8th November | O2 Academy

There are very few superlatives that haven’t been used to praise Wolf Alice over the past few months, following the release of their splendid second record Visions Of A Life. Labelled ‘Britain’s Best Band’ by critics far and wide and having just released their truly exceptional sophomore effort, the North London outfit kicked off their near-sold out tour in Bristol with a big reputation and even bigger expectations. With the help of a scaled-up production, Wolf Alice crafted an emotional rollercoaster of riotous exhilaration and haunting beauty, simultaneously making the Academy feel intimate and eternal as they showcased a perfect parade of their versatility.

Opening the show were Birmingham group Superfood, who provided an infectious groove prominent in the recently released second LP, Bambino. Beginning with funky album opener ‘Where’s the Bass Amp?’ the duo brought irresistible flair and energy to the large crowd who had made the effort to see them. Mixing familiars like ‘You Can Believe’ with more sophisticated yet equally dynamic new songs such as the joyous ‘Natural Supersoul’, vocalist Dominic Ganderton and bassist Ryan Malcom showcased an effortless and striking chemistry in their performance. Ending with the eponymously titled, crowd-favourite ‘Superfood’, a delightfully tongue-in-cheek effort, the band further cemented their profile of being musically delicious.

Less gripping were New York based three-piece Sunflower Bean, who largely failed to excite the now-packed Academy with their cliché heavy style of uninspiring American psychedelic rock. With stylistic influences derived heavily from the early 1970s (guitarist Nick Killeen was a Bob Dylan lookalike in a dodgy cravat whilst drummer Jacob Fabre sported a Burt Reynolds-sequel moustache), the band hurtled through a vibrant yet messy set, although promise was shown in the form of precise new single ‘I was a Fool.’ The feeling remains though that Sunflower Bean, in their desperation to appear adventurous, are much like someone swimming in the deep end with armbands on, unable and unwilling to escape their comfort zone through fear of disappearing.

Entering to rapturous cheers, Wolf Alice launched into the swooping shoegaze chimes of ‘Heavenword’, after which bassist Theo Ellis triumphantly punched the air, encapsulating the band’s confidence. This was followed by the aptly named ‘Yuk Foo’, a two minute onslaught of fury and angst. With the pedestrian Country music of Shania Twain having recently kept their album off number one, the song’s calls of: “You bore me to death and I don’t give a shit”, would seem an appropriate way to address the injustice. The four-piece then tapped into their back catalogue, playing ‘Your Love’s Whore’ and ‘You’re a Germ’, with the line from the latter: “You ain’t going to heaven, cause I’m dragging you down to hell’ acting a a subtle reminder of the thematic progression between albums.

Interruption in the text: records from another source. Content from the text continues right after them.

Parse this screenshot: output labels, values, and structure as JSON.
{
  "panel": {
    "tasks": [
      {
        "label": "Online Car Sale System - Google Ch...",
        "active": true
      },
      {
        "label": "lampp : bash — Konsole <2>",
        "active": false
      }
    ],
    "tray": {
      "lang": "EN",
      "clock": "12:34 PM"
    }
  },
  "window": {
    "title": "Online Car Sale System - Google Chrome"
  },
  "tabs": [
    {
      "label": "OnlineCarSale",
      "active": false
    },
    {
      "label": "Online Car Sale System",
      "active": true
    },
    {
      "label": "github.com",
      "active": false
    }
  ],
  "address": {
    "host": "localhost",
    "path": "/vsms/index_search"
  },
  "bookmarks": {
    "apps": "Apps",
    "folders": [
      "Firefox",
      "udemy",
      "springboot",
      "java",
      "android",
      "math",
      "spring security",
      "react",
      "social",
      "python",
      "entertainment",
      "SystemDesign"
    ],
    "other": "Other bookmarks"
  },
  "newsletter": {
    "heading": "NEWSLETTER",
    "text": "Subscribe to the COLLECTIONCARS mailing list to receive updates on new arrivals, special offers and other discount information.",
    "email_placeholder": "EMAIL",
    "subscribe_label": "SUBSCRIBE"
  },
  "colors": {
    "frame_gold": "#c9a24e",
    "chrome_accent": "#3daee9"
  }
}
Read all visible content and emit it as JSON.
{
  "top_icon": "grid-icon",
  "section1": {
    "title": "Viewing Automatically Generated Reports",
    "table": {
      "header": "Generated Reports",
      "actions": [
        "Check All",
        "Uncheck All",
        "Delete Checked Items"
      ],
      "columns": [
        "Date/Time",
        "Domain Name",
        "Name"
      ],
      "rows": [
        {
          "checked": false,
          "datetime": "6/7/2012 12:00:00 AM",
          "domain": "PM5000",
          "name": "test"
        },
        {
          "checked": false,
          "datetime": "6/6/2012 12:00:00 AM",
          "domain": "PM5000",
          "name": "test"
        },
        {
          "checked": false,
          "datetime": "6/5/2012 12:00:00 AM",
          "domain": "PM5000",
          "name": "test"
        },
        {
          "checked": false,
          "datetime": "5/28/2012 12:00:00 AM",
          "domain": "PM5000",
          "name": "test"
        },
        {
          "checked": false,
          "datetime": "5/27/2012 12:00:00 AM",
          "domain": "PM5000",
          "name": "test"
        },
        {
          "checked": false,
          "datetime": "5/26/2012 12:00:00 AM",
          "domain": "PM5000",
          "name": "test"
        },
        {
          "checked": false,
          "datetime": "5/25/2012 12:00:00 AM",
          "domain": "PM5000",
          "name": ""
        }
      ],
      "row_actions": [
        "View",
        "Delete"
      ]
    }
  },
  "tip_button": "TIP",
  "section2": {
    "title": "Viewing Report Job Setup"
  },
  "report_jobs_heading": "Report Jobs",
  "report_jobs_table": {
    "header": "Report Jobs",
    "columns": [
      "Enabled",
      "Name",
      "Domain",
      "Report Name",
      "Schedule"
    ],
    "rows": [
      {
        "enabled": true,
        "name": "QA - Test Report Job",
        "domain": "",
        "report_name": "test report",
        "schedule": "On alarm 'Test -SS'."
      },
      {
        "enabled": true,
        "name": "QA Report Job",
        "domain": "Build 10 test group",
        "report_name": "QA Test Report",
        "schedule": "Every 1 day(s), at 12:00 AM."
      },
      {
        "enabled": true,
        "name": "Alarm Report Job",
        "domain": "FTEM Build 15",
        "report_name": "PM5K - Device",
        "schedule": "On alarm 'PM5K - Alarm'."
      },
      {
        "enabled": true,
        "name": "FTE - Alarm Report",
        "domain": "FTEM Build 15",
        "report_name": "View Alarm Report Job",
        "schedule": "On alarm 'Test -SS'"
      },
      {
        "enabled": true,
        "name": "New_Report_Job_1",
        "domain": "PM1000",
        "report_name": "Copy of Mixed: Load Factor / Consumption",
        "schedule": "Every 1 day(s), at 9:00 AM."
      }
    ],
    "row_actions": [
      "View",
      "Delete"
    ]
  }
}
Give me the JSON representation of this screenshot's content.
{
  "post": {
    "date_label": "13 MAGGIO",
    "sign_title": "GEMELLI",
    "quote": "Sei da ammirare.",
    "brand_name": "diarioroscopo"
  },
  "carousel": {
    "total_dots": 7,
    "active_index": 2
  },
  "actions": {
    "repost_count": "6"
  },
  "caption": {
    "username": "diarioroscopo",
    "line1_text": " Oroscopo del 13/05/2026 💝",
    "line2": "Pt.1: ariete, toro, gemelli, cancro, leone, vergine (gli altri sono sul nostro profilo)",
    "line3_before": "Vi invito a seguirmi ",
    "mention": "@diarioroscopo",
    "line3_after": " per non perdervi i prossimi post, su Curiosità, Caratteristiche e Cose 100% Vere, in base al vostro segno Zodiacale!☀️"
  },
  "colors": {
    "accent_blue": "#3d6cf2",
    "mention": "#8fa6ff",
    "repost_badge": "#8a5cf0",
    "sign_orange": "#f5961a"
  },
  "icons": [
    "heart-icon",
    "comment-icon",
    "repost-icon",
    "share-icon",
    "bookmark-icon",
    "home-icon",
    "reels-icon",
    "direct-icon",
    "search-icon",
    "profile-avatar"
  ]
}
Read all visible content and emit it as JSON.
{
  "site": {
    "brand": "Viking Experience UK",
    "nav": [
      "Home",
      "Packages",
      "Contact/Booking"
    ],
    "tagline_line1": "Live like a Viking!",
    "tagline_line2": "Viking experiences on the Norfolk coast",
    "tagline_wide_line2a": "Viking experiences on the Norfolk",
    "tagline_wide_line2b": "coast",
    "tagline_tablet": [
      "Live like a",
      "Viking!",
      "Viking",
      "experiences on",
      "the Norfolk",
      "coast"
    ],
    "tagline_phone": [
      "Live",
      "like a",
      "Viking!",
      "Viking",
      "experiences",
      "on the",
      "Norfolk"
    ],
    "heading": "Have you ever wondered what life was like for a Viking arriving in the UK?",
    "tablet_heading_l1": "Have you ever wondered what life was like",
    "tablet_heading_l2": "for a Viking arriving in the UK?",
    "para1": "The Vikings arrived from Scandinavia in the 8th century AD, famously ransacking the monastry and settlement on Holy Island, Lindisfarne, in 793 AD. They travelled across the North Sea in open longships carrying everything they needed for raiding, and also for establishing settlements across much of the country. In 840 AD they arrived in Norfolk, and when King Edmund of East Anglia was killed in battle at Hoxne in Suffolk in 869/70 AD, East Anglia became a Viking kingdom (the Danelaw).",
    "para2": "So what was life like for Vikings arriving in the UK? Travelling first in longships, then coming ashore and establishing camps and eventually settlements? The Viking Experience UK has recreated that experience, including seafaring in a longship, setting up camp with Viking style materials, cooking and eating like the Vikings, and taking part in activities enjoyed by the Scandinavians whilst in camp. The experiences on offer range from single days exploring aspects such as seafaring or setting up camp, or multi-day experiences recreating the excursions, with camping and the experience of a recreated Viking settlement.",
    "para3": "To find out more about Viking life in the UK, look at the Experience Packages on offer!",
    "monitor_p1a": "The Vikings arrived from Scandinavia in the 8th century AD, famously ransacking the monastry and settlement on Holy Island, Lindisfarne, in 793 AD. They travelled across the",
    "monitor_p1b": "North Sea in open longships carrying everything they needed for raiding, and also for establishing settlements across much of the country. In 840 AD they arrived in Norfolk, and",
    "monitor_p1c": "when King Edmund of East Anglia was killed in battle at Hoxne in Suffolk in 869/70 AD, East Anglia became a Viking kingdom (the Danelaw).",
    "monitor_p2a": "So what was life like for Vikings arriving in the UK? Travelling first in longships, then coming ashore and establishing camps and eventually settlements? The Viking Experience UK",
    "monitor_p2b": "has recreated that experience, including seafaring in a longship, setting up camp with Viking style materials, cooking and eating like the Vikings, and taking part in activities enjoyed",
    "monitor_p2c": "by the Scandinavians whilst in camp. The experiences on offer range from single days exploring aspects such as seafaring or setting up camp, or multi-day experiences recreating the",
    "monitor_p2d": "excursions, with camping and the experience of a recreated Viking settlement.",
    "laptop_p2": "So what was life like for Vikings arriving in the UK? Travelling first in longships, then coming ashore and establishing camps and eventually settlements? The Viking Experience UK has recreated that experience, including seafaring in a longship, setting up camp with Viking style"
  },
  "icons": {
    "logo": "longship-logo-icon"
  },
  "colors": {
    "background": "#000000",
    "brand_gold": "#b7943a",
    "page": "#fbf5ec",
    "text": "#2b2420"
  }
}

The highlight of the performance came in the form of ‘Don’t Delete the Kisses’, already a crowd favourite despite only being released a few months ago. Lead singer Ellie Rowsell ditched her guitar and wandered around the stage with powerful innocence through the mostly spoken-word tale of the pains and joys of love. Later in the set, ‘Moaning Lisa Smile’, one of the band’s earliest releases was received with typical unrestrained moshing before perhaps the most emotionally complex of Wolf Alice’s songs, ‘Bros’ was unleashed. A celebration of the beauties of your closest friendships and the memories which they hold, it is a song capable of bringing a tear to the eye whether those friends are listening next to you or unfathomably far away.

For the encore, the group verified their versatility through the juxtaposition of ‘Blush’, a goose-bump inducing ballad that celebrates the strength of Rowsell’s vocals, and ‘Giant Peach’, unleashing the full chaotic mayhem of those both on stage and off, a fitting finale. Having played a series of small and often remote venues through August as warm up for the full tour and with a Pyramid Stage performance from a couple of years ago that received rave reviews, Wolf Alice have and continue to prove with performances like Wednesday’s to be more than capable of conquering all forms of live environment.

Check out the video for ‘Don’t Delete The Kisses’ below.